Heat wells up from the more central regions of the Earth (generated by radioactive decay). Just like a boiling pot of water, this sets up convection currents in the asthenosphere, where the hot material flows upward, then sideways, then back down to form a loop. The sideways motion at the top of these convection cells is what carries the crust above, moving it slowly across the surface of the planet.

The Earth’s crust is broken into pieces, called tectonic plates, which fit together along their edges. Each plate is relatively rigid, but moves relative to the other plates. Plates move apart where the upwelling of the convection cells occurs, such as along the Mid-Atlantic Ridge (the previously mentioned crack in the Atlantic Ocean floor), and collide and subduct back down along other edges. At some plate boundaries the plates slide horizontally past one another. All of this motion causes earthquakes and volcanoes, which are mostly concentrated along the plate boundaries. The motion of the plates is slow, around 10-100 millimetres a year. This is too slow to notice over human history, except with high-tech equipment. GPS navigation and laser ranging systems can directly measure the movements of the continents relative to one another, confirming the speed of the motion.

The tectonic plates, then, are shell-like pieces of crust that fit together to form the spherical shape of the Earth’s surface.
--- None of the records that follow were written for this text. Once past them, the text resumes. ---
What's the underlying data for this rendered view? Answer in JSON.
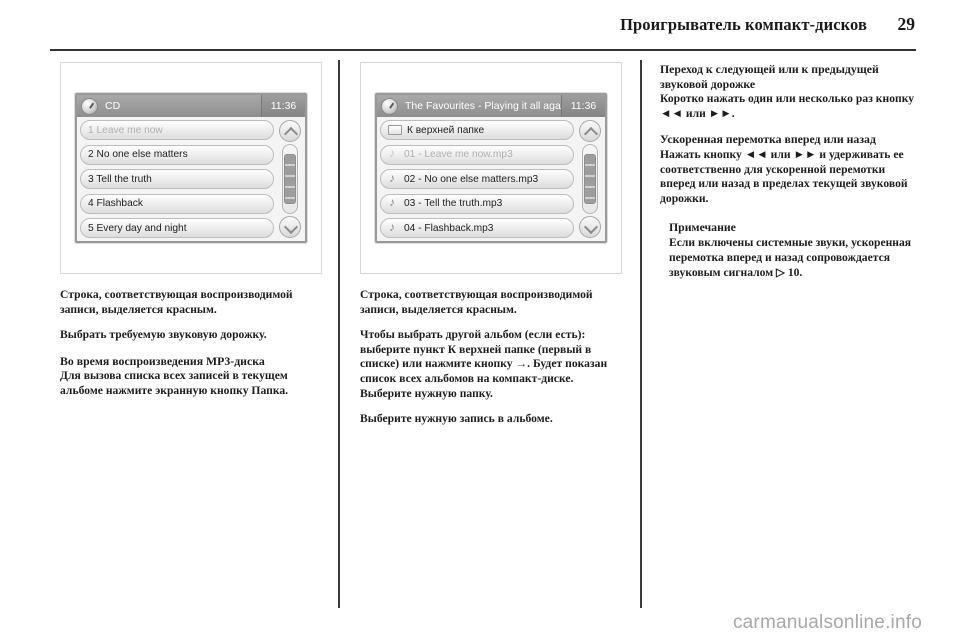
{
  "header": {
    "title": "Проигрыватель компакт-дисков",
    "page_number": "29"
  },
  "figures": [
    {
      "name": "cd-track-list",
      "titlebar_icon": "clock-icon",
      "title": "CD",
      "clock": "11:36",
      "rows": [
        {
          "label": "1 Leave me now",
          "dim": true,
          "icon": "none"
        },
        {
          "label": "2 No one else matters",
          "dim": false,
          "icon": "none"
        },
        {
          "label": "3 Tell the truth",
          "dim": false,
          "icon": "none"
        },
        {
          "label": "4 Flashback",
          "dim": false,
          "icon": "none"
        },
        {
          "label": "5 Every day and night",
          "dim": false,
          "icon": "none"
        }
      ],
      "scroll_up": "scroll-up-icon",
      "scroll_down": "scroll-down-icon"
    },
    {
      "name": "mp3-folder-list",
      "titlebar_icon": "clock-icon",
      "title": "The Favourites - Playing it all again",
      "clock": "11:36",
      "rows": [
        {
          "label": "К верхней папке",
          "dim": false,
          "icon": "folder"
        },
        {
          "label": "01 - Leave me now.mp3",
          "dim": true,
          "icon": "note"
        },
        {
          "label": "02 - No one else matters.mp3",
          "dim": false,
          "icon": "note"
        },
        {
          "label": "03 - Tell the truth.mp3",
          "dim": false,
          "icon": "note"
        },
        {
          "label": "04 - Flashback.mp3",
          "dim": false,
          "icon": "note"
        }
      ],
      "scroll_up": "scroll-up-icon",
      "scroll_down": "scroll-down-icon"
    }
  ],
  "column1": {
    "p1": "Строка, соответствующая воспроизводимой записи, выделяется красным.",
    "p2": "Выбрать требуемую звуковую дорожку.",
    "head1": "Во время воспроизведения MP3-диска",
    "p3": "Для вызова списка всех записей в текущем альбоме нажмите экранную кнопку Папка."
  },
  "column2": {
    "p1": "Строка, соответствующая воспроизводимой записи, выделяется красным.",
    "p2": "Чтобы выбрать другой альбом (если есть): выберите пункт К верхней папке (первый в списке) или нажмите кнопку →. Будет показан список всех альбомов на компакт-диске. Выберите нужную папку.",
    "p3": "Выберите нужную запись в альбоме."
  },
  "column3": {
    "head1": "Переход к следующей или к предыдущей звуковой дорожке",
    "p1": "Коротко нажать один или несколько раз кнопку ◄◄ или ►►.",
    "head2": "Ускоренная перемотка вперед или назад",
    "p2": "Нажать кнопку ◄◄ или ►► и удерживать ее соответственно для ускоренной перемотки вперед или назад в пределах текущей звуковой дорожки.",
    "note_title": "Примечание",
    "note_body": "Если включены системные звуки, ускоренная перемотка вперед и назад сопровождается звуковым сигналом ▷ 10."
  },
  "footer": {
    "watermark": "carmanualsonline.info"
  }
}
An equal amount of area is lost at subduction zones as is gained by spreading on sea-floors and in places such as Africa’s Rift Valley, keeping the Earth’s surface area constant. As the plates drift around, they don’t change in size or deform geometrically very much.

Earth's tectonic plates
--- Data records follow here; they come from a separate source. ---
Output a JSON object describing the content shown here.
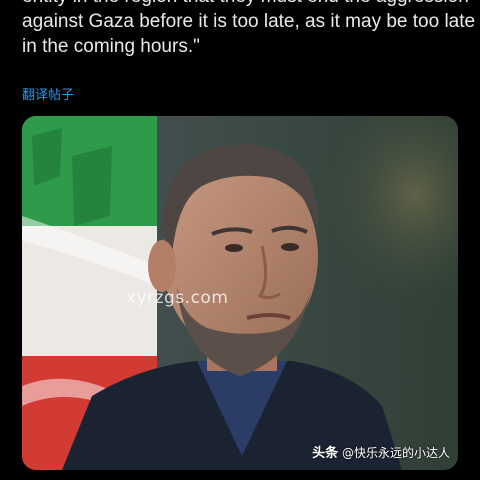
{
  "tweet": {
    "text_lines": [
      "entity in the region that they must end the aggression",
      "against Gaza before it is too late, as it may be too late",
      "in the coming hours.\""
    ],
    "translate_label": "翻译帖子"
  },
  "media": {
    "watermark": "xyrzgs.com",
    "alt_icon": "photo-of-man-in-front-of-iranian-flag"
  },
  "source_badge": {
    "brand": "头条",
    "handle": "@快乐永远的小达人"
  },
  "colors": {
    "background": "#000000",
    "text": "#e7e9ea",
    "link": "#1d9bf0"
  }
}
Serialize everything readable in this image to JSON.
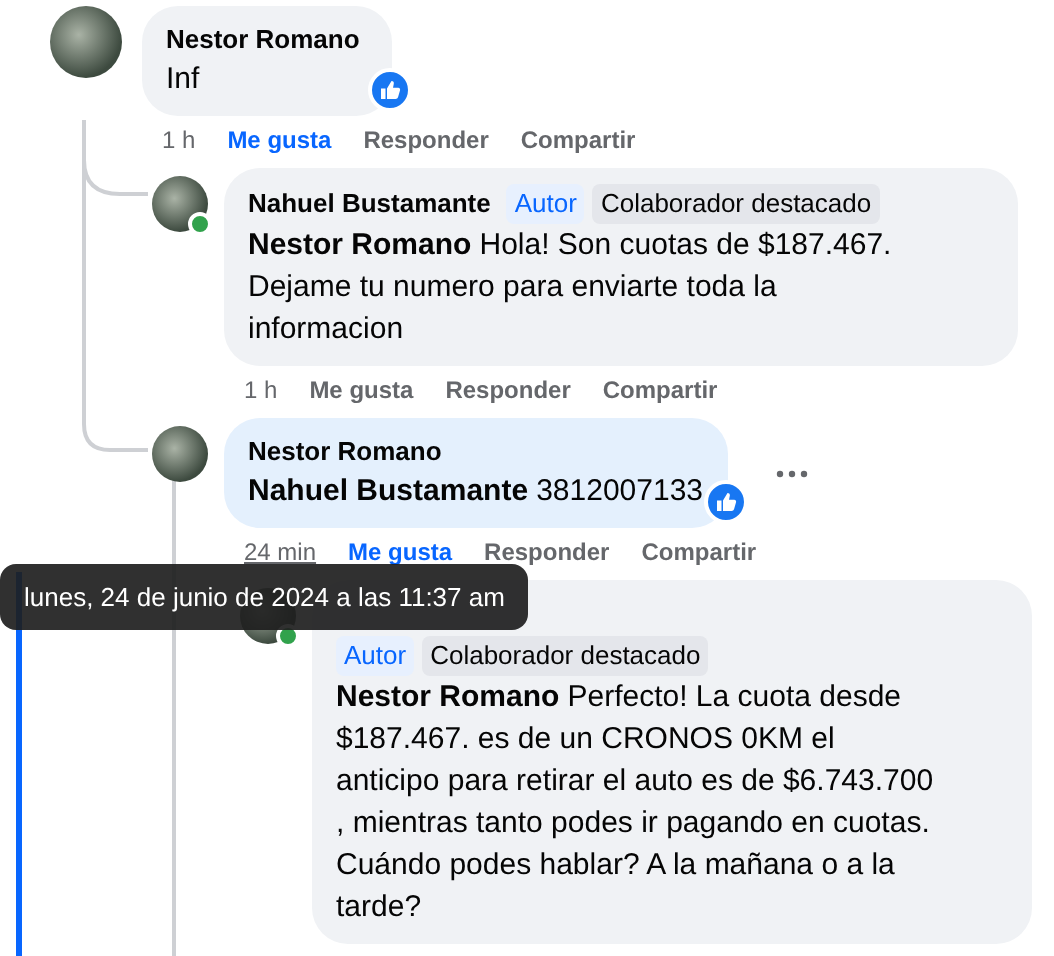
{
  "comments": [
    {
      "author": "Nestor Romano",
      "text": "Inf",
      "reacted": true,
      "time": "1 h",
      "like_label": "Me gusta",
      "liked": true,
      "reply_label": "Responder",
      "share_label": "Compartir",
      "replies": [
        {
          "author": "Nahuel Bustamante",
          "badges": [
            {
              "label": "Autor",
              "kind": "author"
            },
            {
              "label": "Colaborador destacado",
              "kind": "contributor"
            }
          ],
          "mention": "Nestor Romano",
          "text": "Hola! Son cuotas de $187.467. Dejame tu numero para enviarte toda la informacion",
          "online": true,
          "time": "1 h",
          "like_label": "Me gusta",
          "liked": false,
          "reply_label": "Responder",
          "share_label": "Compartir"
        },
        {
          "author": "Nestor Romano",
          "mention": "Nahuel Bustamante",
          "text": "3812007133",
          "reacted": true,
          "highlighted": true,
          "time": "24 min",
          "time_hovered": true,
          "like_label": "Me gusta",
          "liked": true,
          "reply_label": "Responder",
          "share_label": "Compartir",
          "more_button": true,
          "replies": [
            {
              "badges": [
                {
                  "label": "Autor",
                  "kind": "author"
                },
                {
                  "label": "Colaborador destacado",
                  "kind": "contributor"
                }
              ],
              "mention": "Nestor Romano",
              "text": "Perfecto! La cuota desde $187.467. es de un CRONOS 0KM el anticipo para retirar el auto es de $6.743.700 , mientras tanto podes ir pagando en cuotas. Cuándo podes hablar? A la mañana o a la tarde?",
              "online": true,
              "focused": true
            }
          ]
        }
      ]
    }
  ],
  "tooltip": "lunes, 24 de junio de 2024 a las 11:37 am"
}
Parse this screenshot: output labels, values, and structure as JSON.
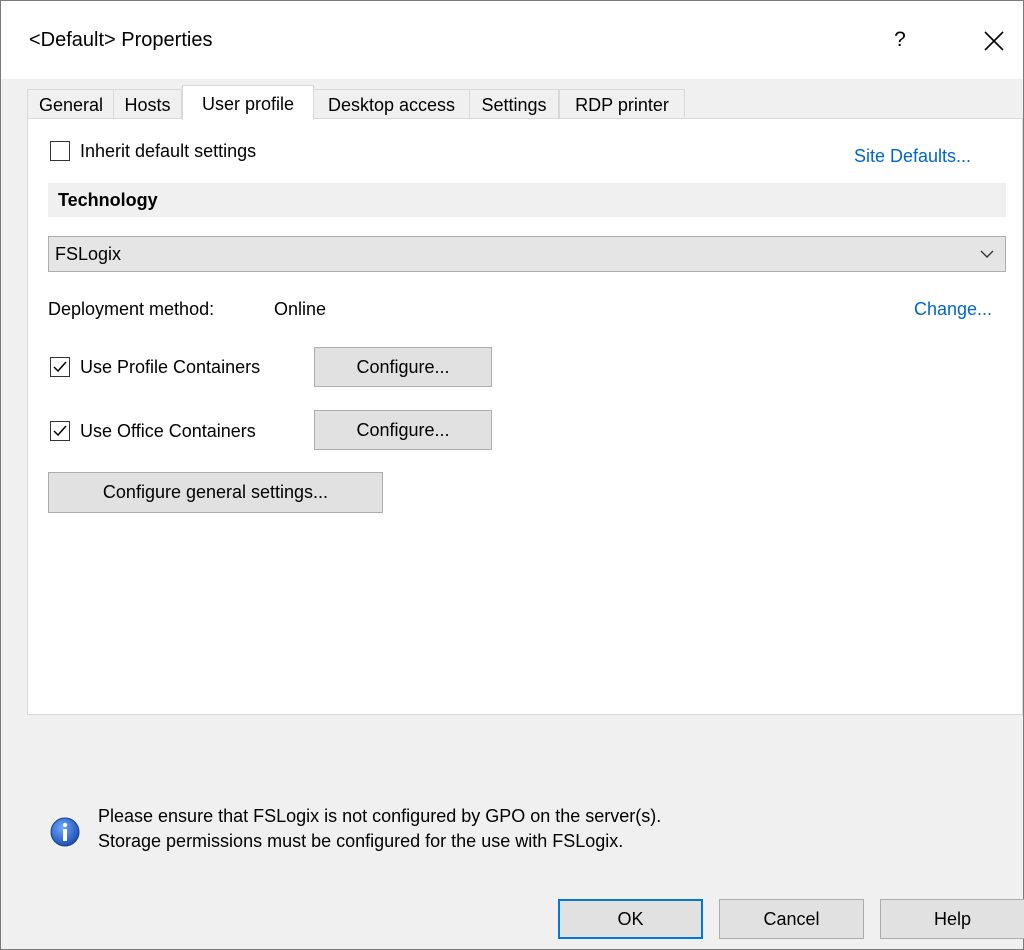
{
  "window": {
    "title": "<Default> Properties",
    "help_glyph": "?",
    "close_icon": "close-icon"
  },
  "tabs": [
    {
      "label": "General",
      "active": false
    },
    {
      "label": "Hosts",
      "active": false
    },
    {
      "label": "User profile",
      "active": true
    },
    {
      "label": "Desktop access",
      "active": false
    },
    {
      "label": "Settings",
      "active": false
    },
    {
      "label": "RDP printer",
      "active": false
    }
  ],
  "panel": {
    "inherit_label": "Inherit default settings",
    "inherit_checked": false,
    "site_defaults_link": "Site Defaults...",
    "technology_header": "Technology",
    "technology_value": "FSLogix",
    "deployment_label": "Deployment method:",
    "deployment_value": "Online",
    "change_link": "Change...",
    "profile_containers_label": "Use Profile Containers",
    "profile_containers_checked": true,
    "office_containers_label": "Use Office Containers",
    "office_containers_checked": true,
    "configure_label": "Configure...",
    "general_settings_label": "Configure general settings...",
    "info_line1": "Please ensure that FSLogix is not configured by GPO on the server(s).",
    "info_line2": "Storage permissions must be configured for the use with FSLogix."
  },
  "footer": {
    "ok": "OK",
    "cancel": "Cancel",
    "help": "Help"
  },
  "colors": {
    "link": "#0066cc",
    "default_button_border": "#0078d7",
    "info_icon": "#1e63c8"
  }
}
Sketch of the major tectonic plates as they fit together to form the surface of the Earth.

All of this is consistent and supported by many independent pieces of evidence. Direct measurement shows that the continents are moving, so it’s really just a matter of explaining how. But the motions of the tectonic pates only make sense on a globe.

If the Earth were flat, then sure, you could conceivably have some sort of underlying structure that supports the same sort of convection cells and geological processes of spreading and subduction, leading to earthquakes and volcanoes, and so on. But look at the shapes of the tectonic plates.

Earth's tectonic plates on a flat Earth

Sketch of the major tectonic plates on a flat Earth.

Because of the distortions in the shape of the map relative to a globe, the tectonic plates need to change shape and size as they move across the surface. Not only that, but consider the Antarctic plate, which is a perfectly normal plate on the globe. On the typical Flat Earth model where Antarctica is a barrier of ice around the edge of the circle, the Antarctic plate is a ring. And when it moves, it not only has to deform in shape, but crust has to disappear off one side of the disc and appear on the other side.

So plate tectonics, the single most fundamental and important discovery in the entire field of geology, only makes sense because the Earth is a globe.


[1] For readers interested in this particular aspect of continental drift, I’ve previously written about it at greater length in the annotation to this Irregular Webcomic! http://www.irregularwebcomic.net/1946.html

[2] Pangaea is now the accepted scientific term for the unified landmass when all the continents were joined. Eduard Suess’s Gondwana lives on as the name now used to refer to the conjoined southern continents before merging with the northern ones to form Pangaea.

[3] Alfred Wegener is often cited by various people in support of the idea that established science often laughs at revolutionary ideas proposed by outsiders, only for the outsider to later be vindicated. Often by people proposing outlandish or fringe science theories that defy not only scientific consensus but also the boundaries of logic and reason. What they fail to point out is that in all the history of science, Wegener is almost the only such case, whereas almost every other outsider proposing a radical theory is shown to be wrong. As Carl Sagan so eloquently put it in Broca’s Brain:

The fact that some geniuses were laughed at does not imply that all who are laughed at are geniuses. They laughed at Columbus, they laughed at Fulton, they laughed at the Wright brothers. But they also laughed at Bozo the Clown.